HUNTSVILLE, Ala – When hand sanitizer supply was running low, countless distilleries pivoted their production to hand sanitizer, often giving it away for free to frontline workers. Now, those distilleries are facing a $14,000 fee from the FDA.
“If it’s left untouched, it’s not going to be pleasant. A lot of people, especially the small guys, are going to exit the business,” said Jeff Irons, the owner of Huntsville-based Irons One Whisky Distillery.
The distilled spirits industry is only getting started in Alabama. There’s only about 20 or so in business.
This comes as small businesses across the country struggle to keep their doors open amid the pandemic.

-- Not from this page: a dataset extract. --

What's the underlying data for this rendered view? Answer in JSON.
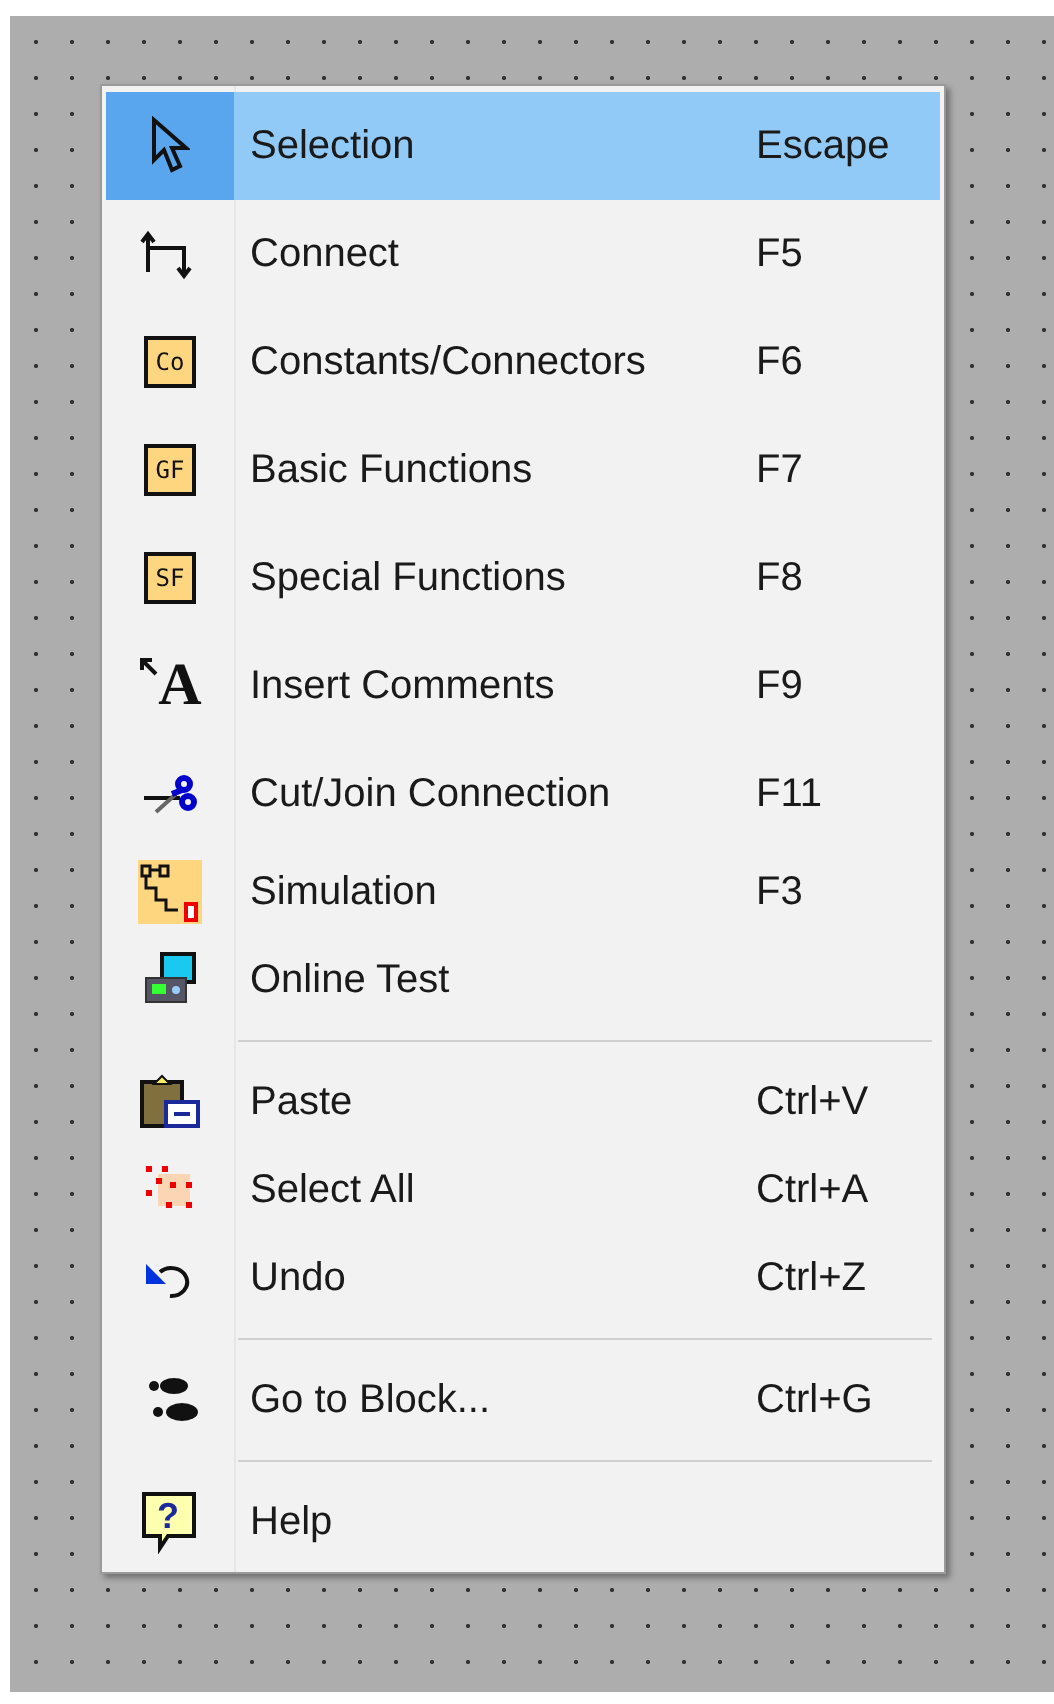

Thursday was also the deadline for businesses to go online and unselect their hand sanitizing ambitions or face more FDA fee’s in 2022.
For the most part, distilleries stopped or slowed hand sanitizer production down several months ago when national supply stabilized.

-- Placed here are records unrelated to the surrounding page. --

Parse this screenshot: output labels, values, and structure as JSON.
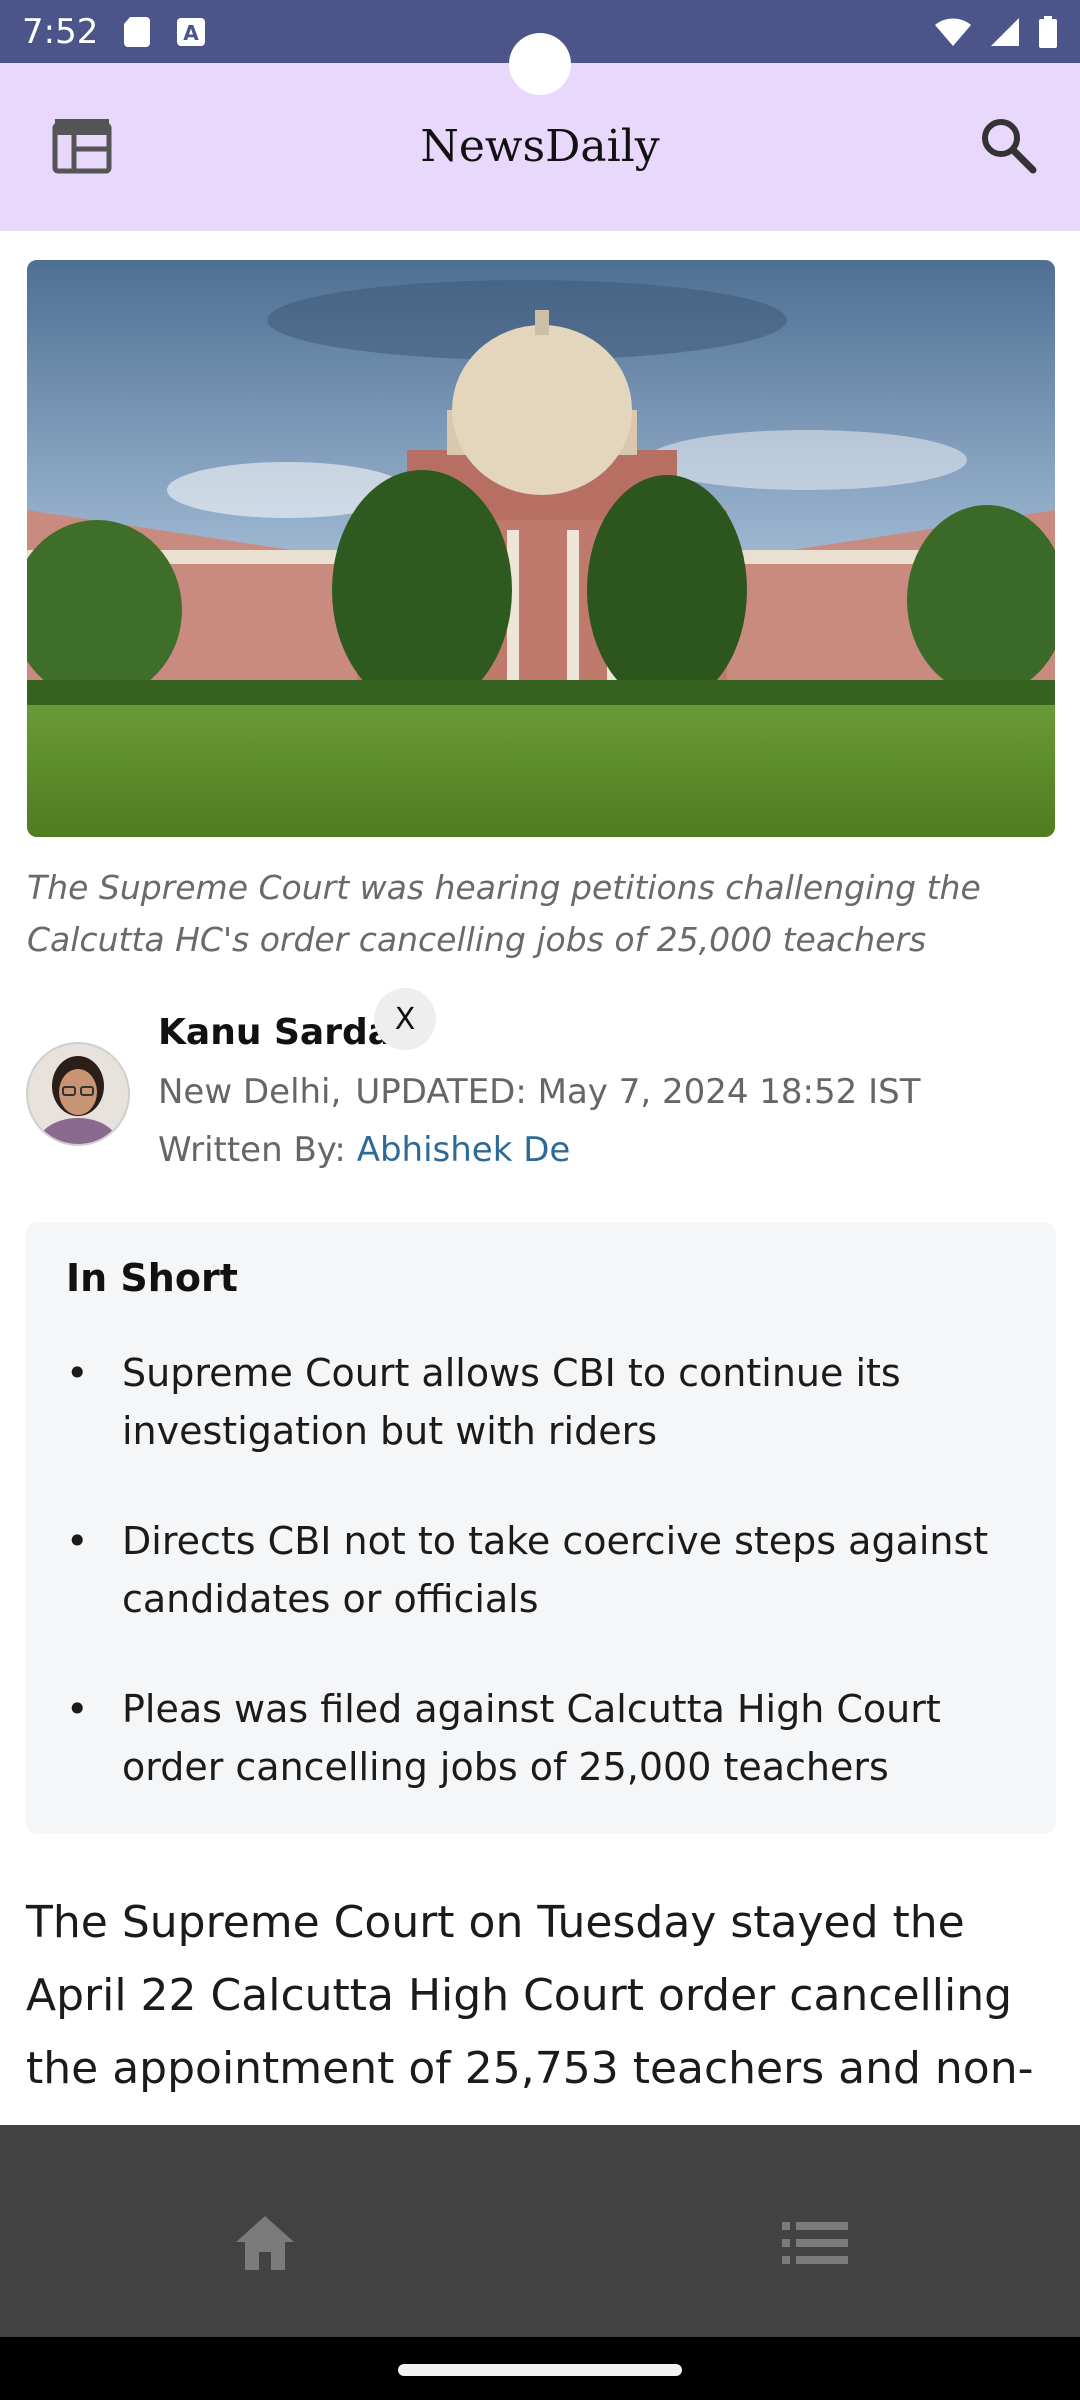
{
  "status_bar": {
    "time": "7:52"
  },
  "app_bar": {
    "title": "NewsDaily",
    "menu_icon": "news-layout-icon",
    "search_icon": "search-icon"
  },
  "article": {
    "caption": "The Supreme Court was hearing petitions challenging the Calcutta HC's order cancelling jobs of 25,000 teachers",
    "author": "Kanu Sarda",
    "location": "New Delhi,",
    "updated": "UPDATED: May 7, 2024 18:52 IST",
    "written_by_label": "Written By:",
    "written_by_name": "Abhishek De",
    "social_icon": "X",
    "in_short": {
      "title": "In Short",
      "points": [
        "Supreme Court allows CBI to continue its investigation but with riders",
        "Directs CBI not to take coercive steps against candidates or officials",
        "Pleas was filed against Calcutta High Court order cancelling jobs of 25,000 teachers"
      ]
    },
    "body": "The Supreme Court on Tuesday stayed the April 22 Calcutta High Court order cancelling the appointment of 25,753 teachers and non-"
  },
  "bottom_nav": {
    "home_icon": "home-icon",
    "list_icon": "list-icon"
  },
  "colors": {
    "status_bar": "#4b5589",
    "app_bar": "#e8d8fb",
    "bottom_nav": "#424242",
    "link": "#2f6a97"
  }
}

“I started getting all sorts of phone calls from people saying, hey do you need hand sanitizer? Because we have it by the train load. I was going, I think I’ll stop making it now,” said Irons.
National distillery groups are urging businesses to hold off on paying the $14,000 fee while they work with lawmakers and the FDA. The American Craft Spirits Association says the aforementioned task has been difficult because of the holidays.
The word difficult doesn’t cut it for distilleries who often rely on now-closed tasting rooms, let alone spirit taxes in states like Alabama.
“We pay a more reasonable federal tax now on whisky. State taxes are fairly high. We have the 4th highest state tax in the United States of America,” said Irons.
Months ago, Irons noticed distilleries were trying to sell their equipment. He fears the FDA fee issue will do the economy no favors.
“It’s a challenging environment for small businesses. Let’s make it a little bit more pro small business than we are right now,” said Irons.